Summer in Ashland, with the ironies in full bloom

"On second thought, let's not go to Camelot. It is a silly place."

— King Arthur

There we were, minding our own business, just another couple enjoying a sunny day walking through town on our way to Lithia Park. Our destination was the duck ponds, this being the time of year when the duck population swells with the arrival of fuzzballs paddling furiously and performing unintentional somersaults in a quest for juicy morsels.

That's when we saw them. Two of them, actually. One on a bicycle, the other strutting past SoundPeace with a cocksure attitude that would have made Tony Manero burst his buttons with pride.

The closer we got to the park, the more we encountered. Playing guitars, walking dogs, throwing Frisbees ... sunning themselves in public!

Men without shirts. Men without hats. Men without jackets, T's or cravats.

Some would suggest they were half-clothed, but those would be the cockeyed optimists. I knew better. Even my wife knew what they were, and she barely ever sees one.

They were half-nekkid men.

The top half, to be precise.

Now, I know what you're thinking. If God had intended us to run around (or skateboard, or Segway) without clothes, He would have made us that way in the first place. The last thing these guys should be doing is parading through town.

Talk about your segues ...

Ashland, of course, has been having its share of problems lately with what the philosopher Walter O'Reilly referred to as its "nakeditity." Stories about the Harry Potter mural and a request to celebrate independence by cycling topless behind methane-filled animals and politicians have put us on the radar of more than a few tittilated news operations.

We few, we happy few, we who actually still work for newspapers love nakeditity. It allows us to haul out "bare facts," "naked truth" and other hoary chestnuts. But now, nudity has entered our public intercourse as though it was something important.

Like plastic grocery bags. Or gas. Or making sidewalks safe from stuffed bears and giraffes.

We who live in Ashland find ourselves at the epicenter: Is the Fourth of July the proper setting for a woman blowing a conch shell to ride a bicycle in a parade if she's wearing nothing but a G-string?

Are we on "Candid Camera"? I mean, have those giving others a dressing-down over appropriateness in the Ashland Fourth of July Parade ever seen the Ashland Fourth of July Parade? We take independence liberally here.

Unless you're a ceramic waiter outside a pasta restaurant. Then, we throw a sheet over you.

Ashland's only a scant 86 (see correction note below) years' removed from men in white sheets marching the parade route without much in the way of opposition. This year, in the name of public decency and appropriateness, what we're saying to a naked lady is ... put a sock on it. Or, rather, two socks.

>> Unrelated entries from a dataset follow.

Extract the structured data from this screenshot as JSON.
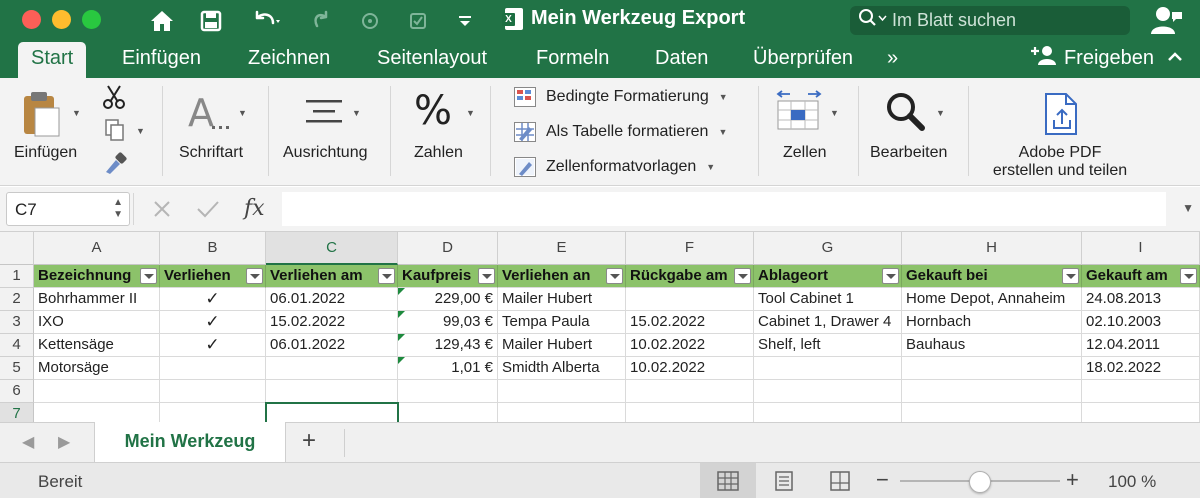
{
  "window": {
    "title": "Mein Werkzeug Export"
  },
  "search": {
    "placeholder": "Im Blatt suchen"
  },
  "tabs": [
    "Start",
    "Einfügen",
    "Zeichnen",
    "Seitenlayout",
    "Formeln",
    "Daten",
    "Überprüfen"
  ],
  "tabs_overflow": "»",
  "share_label": "Freigeben",
  "ribbon": {
    "paste": "Einfügen",
    "font": "Schriftart",
    "alignment": "Ausrichtung",
    "number": "Zahlen",
    "conditional_formatting": "Bedingte Formatierung",
    "format_as_table": "Als Tabelle formatieren",
    "cell_styles": "Zellenformatvorlagen",
    "cells": "Zellen",
    "editing": "Bearbeiten",
    "adobe_line1": "Adobe PDF",
    "adobe_line2": "erstellen und teilen"
  },
  "formula_bar": {
    "name_box": "C7",
    "formula": ""
  },
  "sheet": {
    "columns": [
      "A",
      "B",
      "C",
      "D",
      "E",
      "F",
      "G",
      "H",
      "I"
    ],
    "rows": [
      "1",
      "2",
      "3",
      "4",
      "5",
      "6",
      "7"
    ],
    "headers": [
      "Bezeichnung",
      "Verliehen",
      "Verliehen am",
      "Kaufpreis",
      "Verliehen an",
      "Rückgabe am",
      "Ablageort",
      "Gekauft bei",
      "Gekauft am"
    ],
    "data": [
      [
        "Bohrhammer II",
        "✓",
        "06.01.2022",
        "229,00 €",
        "Mailer Hubert",
        "",
        "Tool Cabinet 1",
        "Home Depot, Annaheim",
        "24.08.2013"
      ],
      [
        "IXO",
        "✓",
        "15.02.2022",
        "99,03 €",
        "Tempa Paula",
        "15.02.2022",
        "Cabinet 1, Drawer 4",
        "Hornbach",
        "02.10.2003"
      ],
      [
        "Kettensäge",
        "✓",
        "06.01.2022",
        "129,43 €",
        "Mailer Hubert",
        "10.02.2022",
        "Shelf, left",
        "Bauhaus",
        "12.04.2011"
      ],
      [
        "Motorsäge",
        "",
        "",
        "1,01 €",
        "Smidth Alberta",
        "10.02.2022",
        "",
        "",
        "18.02.2022"
      ]
    ],
    "selected_cell": "C7"
  },
  "sheet_tabs": {
    "active": "Mein Werkzeug",
    "add": "+"
  },
  "status": {
    "text": "Bereit",
    "zoom": "100 %",
    "zoom_percent": 100
  },
  "colors": {
    "brand": "#217346",
    "header_fill": "#8cc26a",
    "accent": "#217346"
  }
}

It certainly can be argued that nearly naked women don't belong in the parade, even in Ashland, as others argue about the flyover by military jets or the presence of politicians. But is it worth losing our heads over? (Sorry, Abe. Maybe when you get back, they'll move you away from the vicinity of a theater.)

When the half-nekkid men were in the rearview mirror and we reached the upper duck pond, this year's brood of fuzzballs had yet to appear. At lest a third of the regular residents had flown the coop, not to return after the pond was drained and "cleaned" last month. The surface is a mellow green once again; but it appears the babies had been thrown out with the bathwater.

Ashland is indeed a silly place, and thank God it is. We'd have it no other way. We'll be reminded of that once again during the parade, which this year has a theme of "Commitment to Community."

Is our community committed? Should it be? I, for one, would vote in favor.

Robert Galvin is the fully clothed news editor of the Mail Tribune. He can be reached at 776-4462 or

Correction: The original version of this column included an incorrect number of years since KKK members marched in the Ashland parade. This version has been corrected.

Share This Story